*Exercise directions*
Please copy every line of the records below that holds the word "dann".

Material to process section start

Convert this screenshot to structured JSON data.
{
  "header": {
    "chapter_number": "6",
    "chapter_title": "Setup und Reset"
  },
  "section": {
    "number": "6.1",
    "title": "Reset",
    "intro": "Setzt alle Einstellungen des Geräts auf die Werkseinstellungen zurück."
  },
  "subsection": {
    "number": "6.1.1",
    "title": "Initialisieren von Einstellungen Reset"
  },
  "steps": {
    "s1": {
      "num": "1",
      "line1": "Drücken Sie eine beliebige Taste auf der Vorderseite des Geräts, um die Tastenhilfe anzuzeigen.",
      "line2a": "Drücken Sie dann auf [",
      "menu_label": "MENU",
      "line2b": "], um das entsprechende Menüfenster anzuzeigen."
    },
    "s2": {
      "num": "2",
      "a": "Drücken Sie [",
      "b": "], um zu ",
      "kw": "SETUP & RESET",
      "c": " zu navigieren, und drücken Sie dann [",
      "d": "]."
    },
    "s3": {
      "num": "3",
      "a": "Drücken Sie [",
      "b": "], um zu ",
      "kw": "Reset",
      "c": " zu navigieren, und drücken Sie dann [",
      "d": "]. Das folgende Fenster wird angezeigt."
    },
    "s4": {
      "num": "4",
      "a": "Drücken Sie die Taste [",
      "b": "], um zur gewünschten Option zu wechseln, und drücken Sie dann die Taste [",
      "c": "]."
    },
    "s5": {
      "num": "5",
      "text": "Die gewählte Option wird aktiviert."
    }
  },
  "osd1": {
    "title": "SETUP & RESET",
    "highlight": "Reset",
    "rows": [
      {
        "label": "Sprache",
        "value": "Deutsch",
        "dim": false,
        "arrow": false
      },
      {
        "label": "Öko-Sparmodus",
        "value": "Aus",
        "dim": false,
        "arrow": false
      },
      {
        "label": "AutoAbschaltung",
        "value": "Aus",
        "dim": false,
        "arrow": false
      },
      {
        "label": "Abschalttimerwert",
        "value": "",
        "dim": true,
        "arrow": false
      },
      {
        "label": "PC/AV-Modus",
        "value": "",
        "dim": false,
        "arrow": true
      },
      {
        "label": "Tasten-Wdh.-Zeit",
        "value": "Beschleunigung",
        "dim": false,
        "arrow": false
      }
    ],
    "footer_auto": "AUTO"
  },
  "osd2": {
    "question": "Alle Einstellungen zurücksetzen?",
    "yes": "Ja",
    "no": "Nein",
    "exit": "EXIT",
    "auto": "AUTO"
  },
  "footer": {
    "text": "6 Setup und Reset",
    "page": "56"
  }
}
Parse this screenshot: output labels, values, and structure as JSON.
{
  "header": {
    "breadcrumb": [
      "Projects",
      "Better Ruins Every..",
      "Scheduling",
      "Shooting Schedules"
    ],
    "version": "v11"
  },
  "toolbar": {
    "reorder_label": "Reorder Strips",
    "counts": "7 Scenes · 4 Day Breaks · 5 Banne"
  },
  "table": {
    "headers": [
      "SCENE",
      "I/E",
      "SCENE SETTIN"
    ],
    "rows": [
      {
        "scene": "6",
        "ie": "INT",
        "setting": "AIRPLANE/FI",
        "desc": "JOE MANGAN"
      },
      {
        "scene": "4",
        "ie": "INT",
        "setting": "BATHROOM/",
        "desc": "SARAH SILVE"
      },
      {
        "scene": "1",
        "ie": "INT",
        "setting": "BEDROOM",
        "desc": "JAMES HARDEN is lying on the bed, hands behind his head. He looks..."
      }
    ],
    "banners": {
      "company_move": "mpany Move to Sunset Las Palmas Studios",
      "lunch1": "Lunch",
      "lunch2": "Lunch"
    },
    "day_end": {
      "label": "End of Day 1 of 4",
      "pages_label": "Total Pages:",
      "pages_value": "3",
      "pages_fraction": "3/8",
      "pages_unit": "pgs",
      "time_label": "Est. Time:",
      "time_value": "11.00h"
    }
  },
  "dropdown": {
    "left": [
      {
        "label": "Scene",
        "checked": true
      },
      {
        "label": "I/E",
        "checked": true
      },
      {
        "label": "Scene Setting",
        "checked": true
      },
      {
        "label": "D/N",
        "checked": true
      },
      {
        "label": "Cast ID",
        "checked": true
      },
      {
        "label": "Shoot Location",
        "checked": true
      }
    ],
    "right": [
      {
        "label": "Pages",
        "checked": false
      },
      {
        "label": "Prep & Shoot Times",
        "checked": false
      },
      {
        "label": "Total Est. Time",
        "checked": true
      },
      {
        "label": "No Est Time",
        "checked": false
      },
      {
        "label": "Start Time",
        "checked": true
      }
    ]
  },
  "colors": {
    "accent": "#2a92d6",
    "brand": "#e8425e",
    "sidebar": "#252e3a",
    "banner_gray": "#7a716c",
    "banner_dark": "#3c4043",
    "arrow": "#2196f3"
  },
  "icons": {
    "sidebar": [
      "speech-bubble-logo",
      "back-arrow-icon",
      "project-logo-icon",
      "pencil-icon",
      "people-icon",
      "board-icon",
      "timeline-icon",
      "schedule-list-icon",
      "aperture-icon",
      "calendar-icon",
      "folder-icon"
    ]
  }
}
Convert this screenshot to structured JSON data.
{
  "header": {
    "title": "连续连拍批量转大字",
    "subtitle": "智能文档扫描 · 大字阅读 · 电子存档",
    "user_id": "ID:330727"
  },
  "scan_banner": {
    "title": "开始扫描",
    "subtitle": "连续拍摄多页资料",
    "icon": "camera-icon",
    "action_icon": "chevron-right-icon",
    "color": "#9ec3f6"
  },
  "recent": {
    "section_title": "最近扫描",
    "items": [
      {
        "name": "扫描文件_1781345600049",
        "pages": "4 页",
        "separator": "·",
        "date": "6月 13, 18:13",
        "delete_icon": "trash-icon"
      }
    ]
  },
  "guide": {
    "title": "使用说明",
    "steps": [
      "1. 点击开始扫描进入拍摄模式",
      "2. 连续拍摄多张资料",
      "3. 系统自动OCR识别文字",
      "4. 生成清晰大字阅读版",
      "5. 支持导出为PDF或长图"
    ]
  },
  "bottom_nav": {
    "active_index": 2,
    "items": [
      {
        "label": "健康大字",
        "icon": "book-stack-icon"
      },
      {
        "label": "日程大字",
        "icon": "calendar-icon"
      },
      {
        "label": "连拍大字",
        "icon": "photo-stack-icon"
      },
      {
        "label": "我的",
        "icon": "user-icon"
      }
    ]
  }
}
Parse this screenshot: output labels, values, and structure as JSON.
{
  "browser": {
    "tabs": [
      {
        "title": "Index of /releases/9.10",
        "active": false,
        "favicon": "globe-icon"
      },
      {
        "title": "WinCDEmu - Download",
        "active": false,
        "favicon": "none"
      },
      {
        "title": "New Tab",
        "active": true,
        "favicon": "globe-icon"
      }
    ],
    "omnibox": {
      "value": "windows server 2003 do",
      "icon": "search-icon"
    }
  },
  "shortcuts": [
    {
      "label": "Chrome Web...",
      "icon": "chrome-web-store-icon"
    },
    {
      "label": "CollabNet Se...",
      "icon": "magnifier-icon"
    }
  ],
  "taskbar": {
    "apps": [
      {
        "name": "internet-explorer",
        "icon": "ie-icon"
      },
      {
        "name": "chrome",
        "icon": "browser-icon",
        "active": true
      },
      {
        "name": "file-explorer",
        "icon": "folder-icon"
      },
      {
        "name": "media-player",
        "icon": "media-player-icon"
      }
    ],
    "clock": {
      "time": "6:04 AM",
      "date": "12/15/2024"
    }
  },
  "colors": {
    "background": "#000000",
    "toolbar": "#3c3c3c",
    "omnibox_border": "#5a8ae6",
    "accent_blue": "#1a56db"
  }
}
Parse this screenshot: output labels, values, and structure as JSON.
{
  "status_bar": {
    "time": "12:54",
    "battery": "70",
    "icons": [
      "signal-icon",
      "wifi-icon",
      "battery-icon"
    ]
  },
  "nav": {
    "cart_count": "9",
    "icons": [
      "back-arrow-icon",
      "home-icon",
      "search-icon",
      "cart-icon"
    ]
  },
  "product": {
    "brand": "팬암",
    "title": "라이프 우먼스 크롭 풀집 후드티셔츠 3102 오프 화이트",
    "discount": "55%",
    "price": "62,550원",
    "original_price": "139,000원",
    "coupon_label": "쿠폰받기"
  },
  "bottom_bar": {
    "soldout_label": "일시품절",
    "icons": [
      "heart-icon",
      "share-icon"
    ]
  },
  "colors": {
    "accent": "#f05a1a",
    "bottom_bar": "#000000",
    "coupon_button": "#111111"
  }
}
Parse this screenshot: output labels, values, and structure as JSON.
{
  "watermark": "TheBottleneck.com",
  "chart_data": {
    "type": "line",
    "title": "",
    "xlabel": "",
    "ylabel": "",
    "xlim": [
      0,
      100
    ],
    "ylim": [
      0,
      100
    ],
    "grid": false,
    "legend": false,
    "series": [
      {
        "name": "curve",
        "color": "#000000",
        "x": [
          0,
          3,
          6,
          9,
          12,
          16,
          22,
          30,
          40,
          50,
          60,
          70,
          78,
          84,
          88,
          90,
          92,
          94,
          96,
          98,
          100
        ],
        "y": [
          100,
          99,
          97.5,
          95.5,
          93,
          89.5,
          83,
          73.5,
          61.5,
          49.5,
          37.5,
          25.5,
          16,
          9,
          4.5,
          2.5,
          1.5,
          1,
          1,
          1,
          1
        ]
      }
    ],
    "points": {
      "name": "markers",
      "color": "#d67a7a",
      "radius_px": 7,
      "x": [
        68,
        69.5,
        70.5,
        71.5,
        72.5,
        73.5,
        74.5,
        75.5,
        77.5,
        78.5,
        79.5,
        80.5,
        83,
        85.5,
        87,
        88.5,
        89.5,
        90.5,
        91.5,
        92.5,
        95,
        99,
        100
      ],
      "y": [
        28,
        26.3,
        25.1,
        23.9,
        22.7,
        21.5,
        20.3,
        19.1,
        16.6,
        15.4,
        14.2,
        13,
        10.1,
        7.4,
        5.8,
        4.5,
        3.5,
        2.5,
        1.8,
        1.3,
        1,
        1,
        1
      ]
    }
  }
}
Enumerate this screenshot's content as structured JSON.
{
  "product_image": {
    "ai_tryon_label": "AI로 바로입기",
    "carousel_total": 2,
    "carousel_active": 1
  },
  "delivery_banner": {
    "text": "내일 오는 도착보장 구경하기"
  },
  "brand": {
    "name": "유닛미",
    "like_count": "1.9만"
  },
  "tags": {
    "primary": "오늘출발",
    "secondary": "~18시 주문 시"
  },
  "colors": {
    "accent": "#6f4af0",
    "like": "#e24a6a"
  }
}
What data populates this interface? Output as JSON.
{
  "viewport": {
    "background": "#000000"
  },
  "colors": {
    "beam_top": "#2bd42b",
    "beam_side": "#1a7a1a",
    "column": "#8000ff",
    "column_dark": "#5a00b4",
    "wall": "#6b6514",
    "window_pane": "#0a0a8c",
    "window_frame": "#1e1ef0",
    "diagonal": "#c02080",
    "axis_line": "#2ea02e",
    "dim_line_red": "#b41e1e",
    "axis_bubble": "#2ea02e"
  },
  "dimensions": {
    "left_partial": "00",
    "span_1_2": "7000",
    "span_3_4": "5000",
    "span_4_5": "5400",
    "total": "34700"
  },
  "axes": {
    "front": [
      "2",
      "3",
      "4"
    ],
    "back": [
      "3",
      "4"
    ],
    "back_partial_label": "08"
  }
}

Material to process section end

*Result*
      "line2a": "Drücken Sie dann auf [",
      "c": " zu navigieren, und drücken Sie dann [",
      "c": " zu navigieren, und drücken Sie dann [",
      "b": "], um zur gewünschten Option zu wechseln, und drücken Sie dann die Taste [",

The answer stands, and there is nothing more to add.